Saturday was a rough day. But when I really think about it, the months leading up to Saturday made it seem par for the course.
I had been training for the Country Music Marathon/Half Marathon since November. I started out training for the full marathon- hoping to improve on last year's time- but stomach issues kept me from getting a single good workout. So I switched to the half marathon training program.
At that point, my life became infinitely more busy, and the added stress didn't make my stomach settle any easier. There was the fundraising, which, while I tried to maintain a positive attitude that everything would come together [which it did], I was still in panic mode for several months. And the stress of my everyday [read: spastic] life simply left me nothing short of scatter-brained.
So Friday night came around, and I raced over to the convention center to pick up my packet just before the expo shut down. I left with my t-shirt, swag bag full of coupons and... oh wait. Completely forgot my Team In Training jersey. Fail.
Saturday morning, I got up at 5 a.m. I had slept in my shorts, so I was already halfway ready. I threw on my sports bra, last year's TNT jersey, socks and shoes. I mapped my route to the stadium and grabbed some peanut butter toast, a glass of water, my keys, phone and wallet before I walked out the door.
I got to the stadium at 6:45 a.m. and was welcomed by an insanely long line of cars. So, I did what any other Nashville driver would do and I cut someone off and snagged a place in the line. It was at that moment, heart racing- still not sure if it was nerves because of the race or because I just royally pissed off someone in a car that could run over mine and flatten it like a pancake- that I looked down and realized that something was missing, something important... my race bib. Epic fail.
So I pulled another trick out of the Nashville driving handbook and made a U-turn in the middle of the road. I got back to my apartment in record time, grabbed my number, made a quick panic-stricken phone call and raced right back out the door.
Before I got back to stadium I was assured that there was one more shuttle bus still running. AWESOME! But then I got to the stadium only to find out that the bus had broken down. Awesome.
After asking several police officers and a few strangers about the road closures, I quickly found that my efforts were useless. I just wasn't supposed to be in the race this year.
So, as I was wallowing in defeat, I drove over to the finish line to see my mom, who was working to keep traffic out of the way of the runners. She and the other people working with her reassured me that it was ok, there's always next year. And I knew that. But I still felt sad as I cheered on the first person to cross the finish line.
That feeling quickly went away when I saw a gentleman walk by, carrying a Team In Training [TNT] poster.
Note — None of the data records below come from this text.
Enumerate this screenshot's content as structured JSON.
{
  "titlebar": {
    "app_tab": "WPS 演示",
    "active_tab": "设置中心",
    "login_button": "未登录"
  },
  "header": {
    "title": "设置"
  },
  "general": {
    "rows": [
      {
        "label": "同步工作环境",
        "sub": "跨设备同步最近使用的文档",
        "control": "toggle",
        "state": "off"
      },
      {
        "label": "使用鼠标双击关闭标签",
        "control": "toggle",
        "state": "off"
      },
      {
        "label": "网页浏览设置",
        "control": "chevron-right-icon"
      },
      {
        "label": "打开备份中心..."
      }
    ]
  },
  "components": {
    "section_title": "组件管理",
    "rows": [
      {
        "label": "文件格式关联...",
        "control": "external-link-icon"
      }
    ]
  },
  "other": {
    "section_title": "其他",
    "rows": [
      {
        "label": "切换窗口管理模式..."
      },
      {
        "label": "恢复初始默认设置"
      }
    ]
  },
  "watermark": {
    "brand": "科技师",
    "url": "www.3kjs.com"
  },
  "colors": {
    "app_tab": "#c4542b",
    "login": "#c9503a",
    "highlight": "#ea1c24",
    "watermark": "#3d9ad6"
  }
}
I went up to him, introduced myself and showed off my purple jersey [even though it was so last year]. He told me that his daughter was running the half marathon and had trained with TNT. He went on and on about how great he thought the organization was, and how wonderful the participants were. I told him that I wholeheartedly agreed, and that I had made some great friends in the two years that I've been doing this.
At this point, I was just happy to hear that someone else was having such a positive experience with running and TNT, but I was completely unprepared for what he said next.
He told me how heartwarming it was to see so many purple jerseys on the course, so many people running because they wanted to help find a cure. He told me he has leukemia, and he knows the pain and torture it brings to not only himself, but his family, too. But because the Leukemia and Lymphoma Society found a medication called Gleevec, that man is enjoying a practically full life. He told me that had it not been for that drug, he wouldn't be here today.
I fought back tears as I realized what Saturday was really about for me. It wasn't about running. It wasn't about the months of training [or not-so-much-training]. It wasn't about trying to figure out why God didn't want me out on the course. It was about saving lives.
So, in the end, the marathon was still a success for me, even though I didn't run a single step.